Religious students from the Beit Yatir pre-military academy located in the Hevron Hills in Judea held a demonstration on Tuesday evening in support and solidarity with Israeli soldiers.
The demonstration of support was held at the entrance to the base of the IDF’s Judea Brigade. The students, who were accompanied by the academy’s Dean, Rabbi Moshe Hagar, initiated the demonstration after they heard about the riot Monday night at the Ephraim base in Samaria.
“We are the IDF and the IDF is us, and we sympathize with the soldiers and commanders,” Rabbi Hagar said. “We express our distaste at the damage done to the IDF, the body which unites the Israeli nation.”
Some 50 angry youth had invaded the Ephraim Brigade headquarters in Samaria during Monday night’s incident, sparking clashes with the soldiers stationed there. During the raid the youth reportedly burned tires and damaged IDF vehicles by throwing stones, Molotov cocktails, and scattering nails on the road. IDF personnel were forced to call for police reinforcements to end the incident.
The confrontation occurred after residents of the community of Ramat Gilad heard that police were on their way to destroy their homes.
When the Beit Yatir students came to the Judea Brigade’s base, the soldiers serving there were pleased to find out that the commotion near the entrance was a demonstration of support. The Deputy Brigade Commander thanked the youths for their support and said he was excited to see the way which they chose to express their support. The students began dancing and the soldiers soon joined them.
The Beit Yatir pre-military was established 20 years ago next to the community of Beit Yatir on Mount Hevron. The academy, like all pre-army [mechina] academies and hesder yeshivas, educates its students towards giving and sacrificing themselves for the people of Israel. Students are part of the IDF during both their Torah study and active service periods and many of them serve in elite units.

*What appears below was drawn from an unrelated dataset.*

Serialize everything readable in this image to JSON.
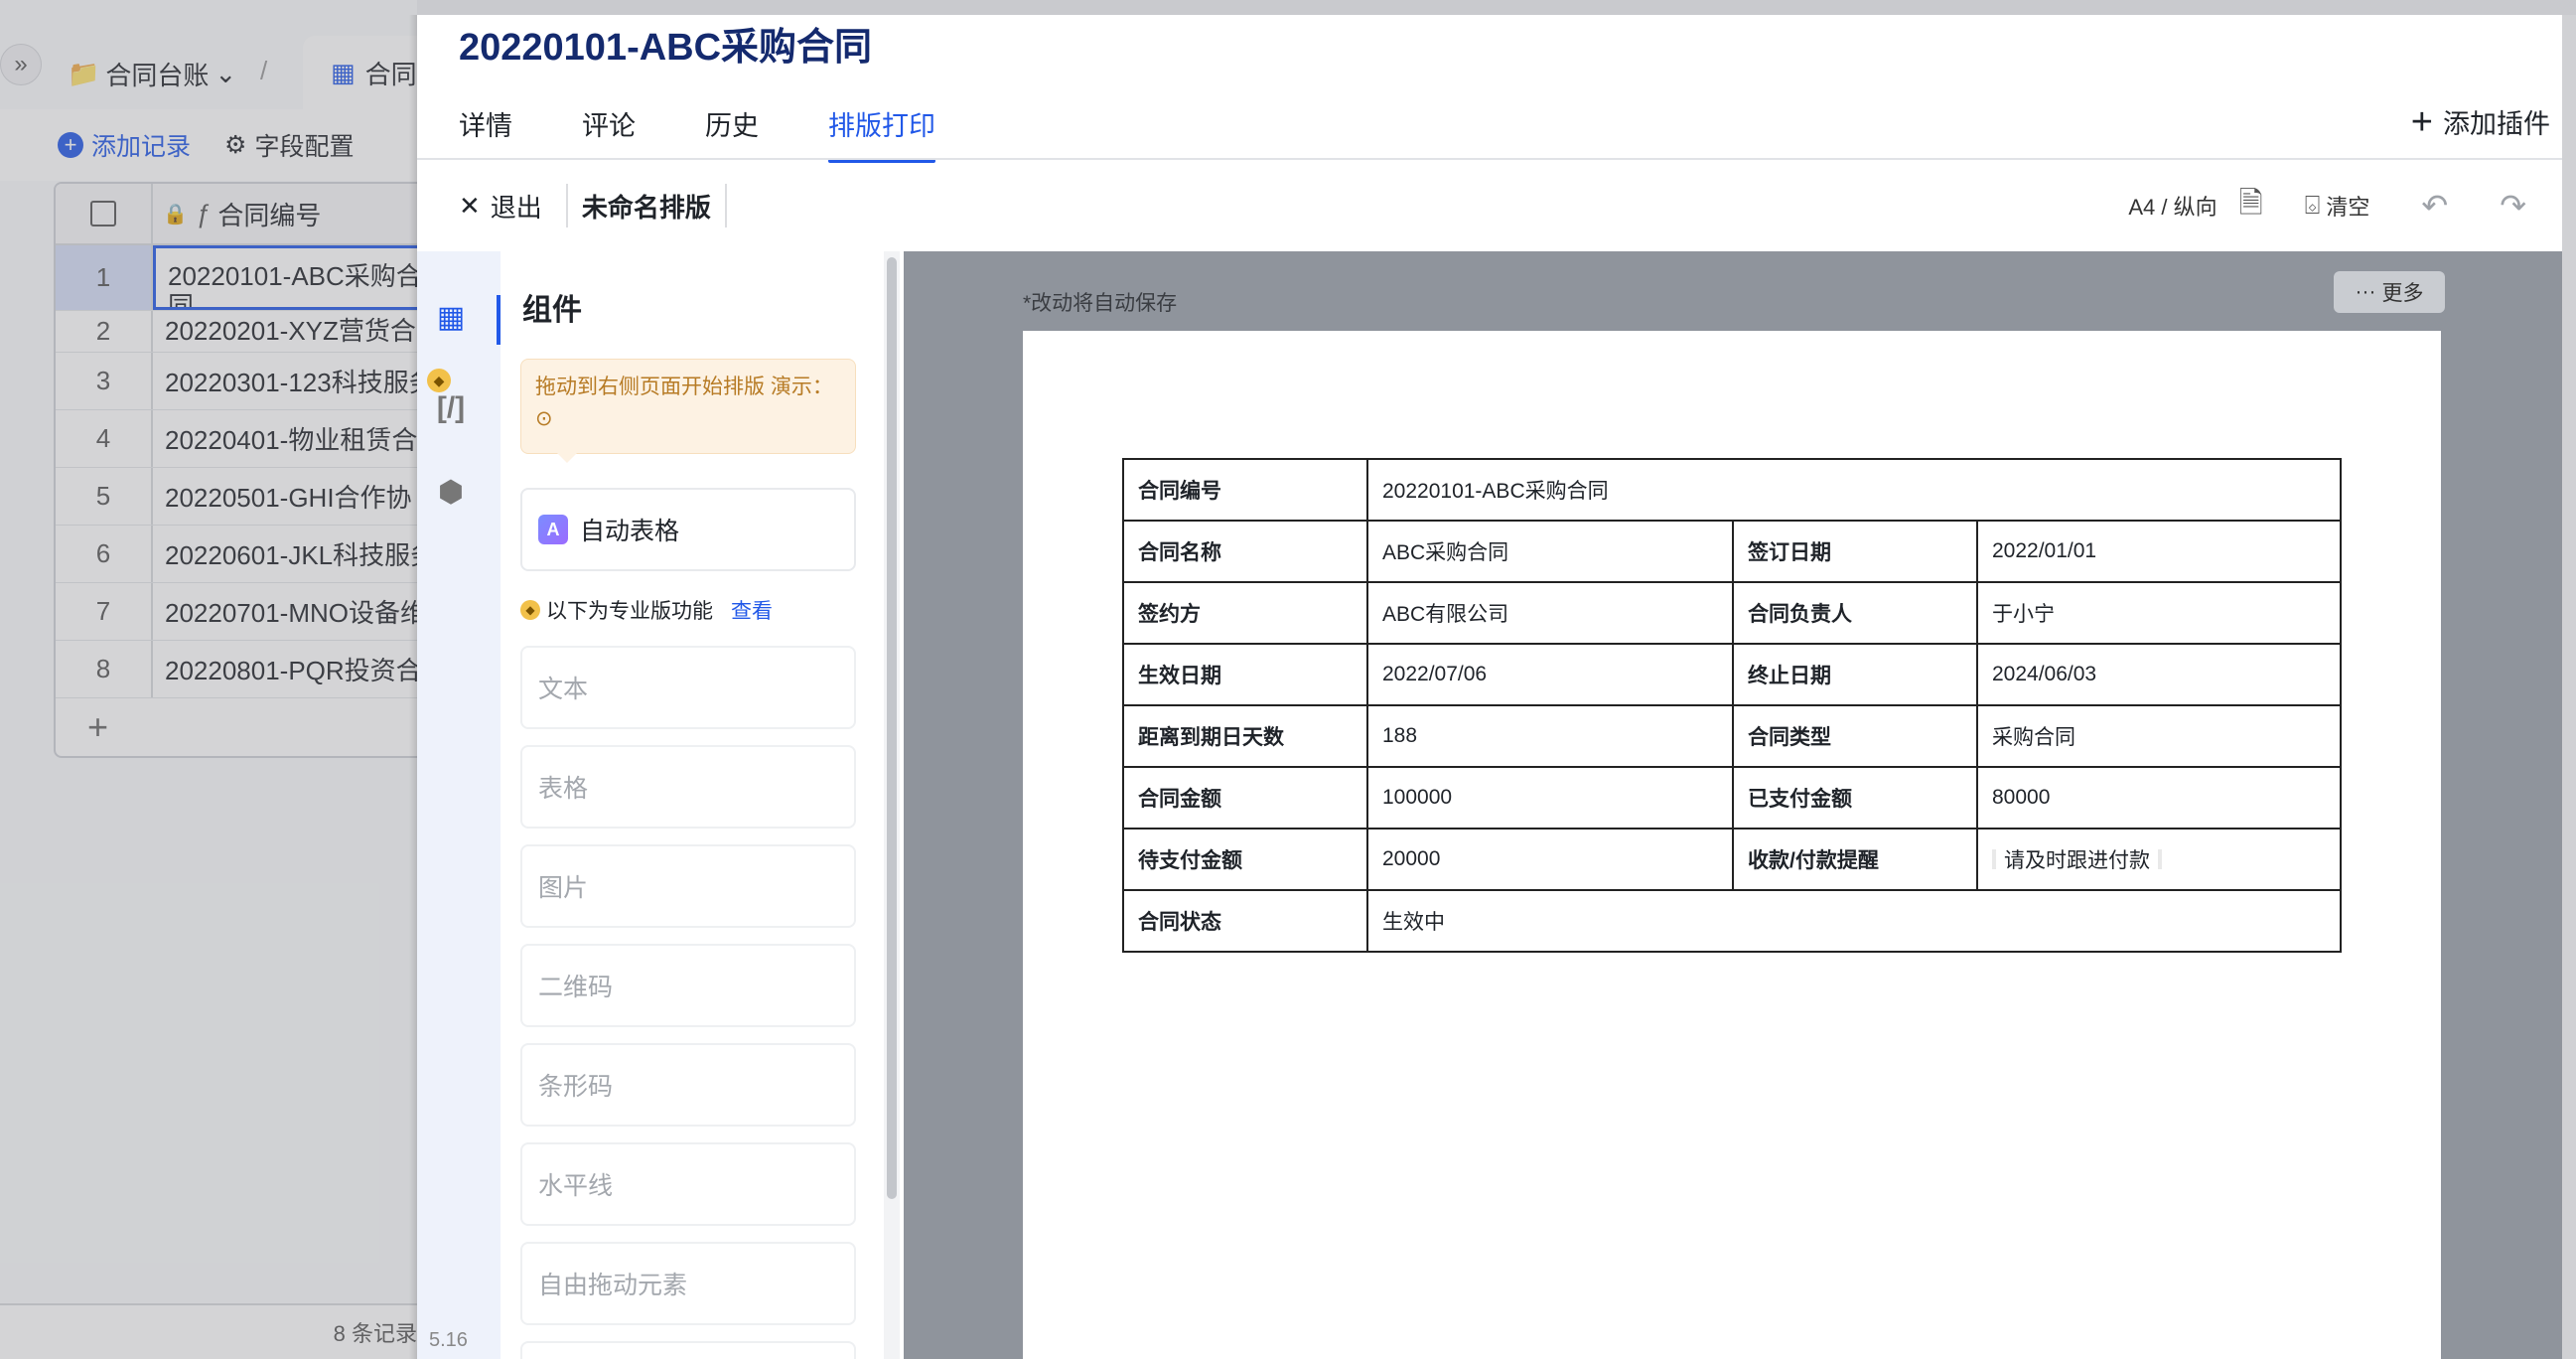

At the time of the expulsion of Jews -the "disengagement" - from Gaza, observers predicted that using the IDF to banish Jews from their homes would lead to estrangement from the IDF of some of the idealistic young people who were shocked to see soldiers unemotionally following orders that destroyed their lives. It did not affect these young people from enlisting, out of all proportion to their numbers, in elite units. However, at the time, some became convinced that the peaceful, quiet protests that preceded the 'disengagement' were a tactical mistake, because the government ignored them, although hundreds of thousands of Israelis took to the streets against the disastrous move.